In addition, no significant difference was seen in neuropsychiatric event risk among participants with chronic kidney disease, in either the crude (HR, 0.83; 95% CI, 0.70-1.02; P =.10), or the adjusted analyses (HR, 0.93; 95% CI, 0.70-1.16; P =.51).

Despite limitations, including using International Statistical Classification of Diseases and Related Health Problems, 10th Revision codes rather than microbiologic diagnoses to identify patients with influenza, as well as identifying oseltamivir by prescription reimbursement when some patients may have taken the medication without qualifying for reimbursement, investigators conclude, “we observed a protective effect of oseltamivir against [neuropsychiatric events] using national, population-based claims data. The results were consistent across analytic models that adjusted for comorbidities and concomitant medications. We did not find an association between oseltamivir use and [neuropsychiatric events] among individuals with chronic kidney diseases, a group with greater susceptibility to potential adverse effects of oseltamivir due to impaired renal clearance. Oseltamivir prescription was associated with a small increase in the incidence of suicide attempts among children and adolescents, but the difference was extremely small. Our findings suggest that oseltamivir use is not associated with an increased risk [for neuropsychiatric events].”

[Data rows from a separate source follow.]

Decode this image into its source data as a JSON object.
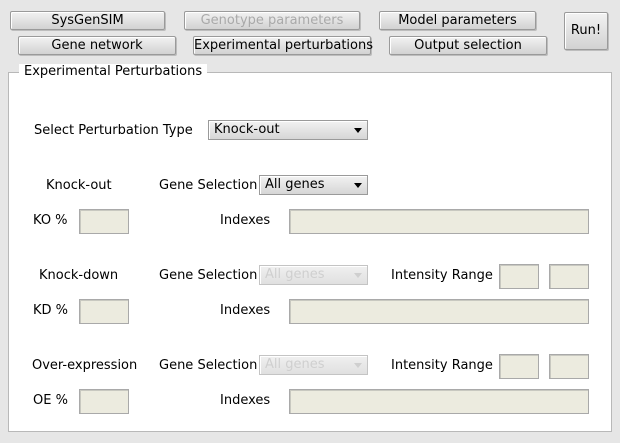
{
  "toolbar": {
    "sysgensim": "SysGenSIM",
    "genotype_parameters": "Genotype parameters",
    "model_parameters": "Model parameters",
    "gene_network": "Gene network",
    "experimental_perturbations": "Experimental perturbations",
    "output_selection": "Output selection",
    "run": "Run!"
  },
  "panel": {
    "title": "Experimental Perturbations",
    "perturbation_type_label": "Select Perturbation Type",
    "perturbation_type_value": "Knock-out",
    "knockout": {
      "title": "Knock-out",
      "gene_selection_label": "Gene Selection",
      "gene_selection_value": "All genes",
      "percent_label": "KO %",
      "percent_value": "",
      "indexes_label": "Indexes",
      "indexes_value": ""
    },
    "knockdown": {
      "title": "Knock-down",
      "gene_selection_label": "Gene Selection",
      "gene_selection_value": "All genes",
      "intensity_label": "Intensity Range",
      "intensity_min": "",
      "intensity_max": "",
      "percent_label": "KD %",
      "percent_value": "",
      "indexes_label": "Indexes",
      "indexes_value": ""
    },
    "overexpression": {
      "title": "Over-expression",
      "gene_selection_label": "Gene Selection",
      "gene_selection_value": "All genes",
      "intensity_label": "Intensity Range",
      "intensity_min": "",
      "intensity_max": "",
      "percent_label": "OE %",
      "percent_value": "",
      "indexes_label": "Indexes",
      "indexes_value": ""
    }
  }
}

Reference

Huh K, Kang M, Shin DH, Hong J, Jung J. Oseltamivir and the risk of neuropsychiatric events: a national, population-based study [published online January 30, 2020]. Clin Infect Dis. doi: 10.1093/cid/ciaa055

This article originally appeared on Infectious Disease Advisor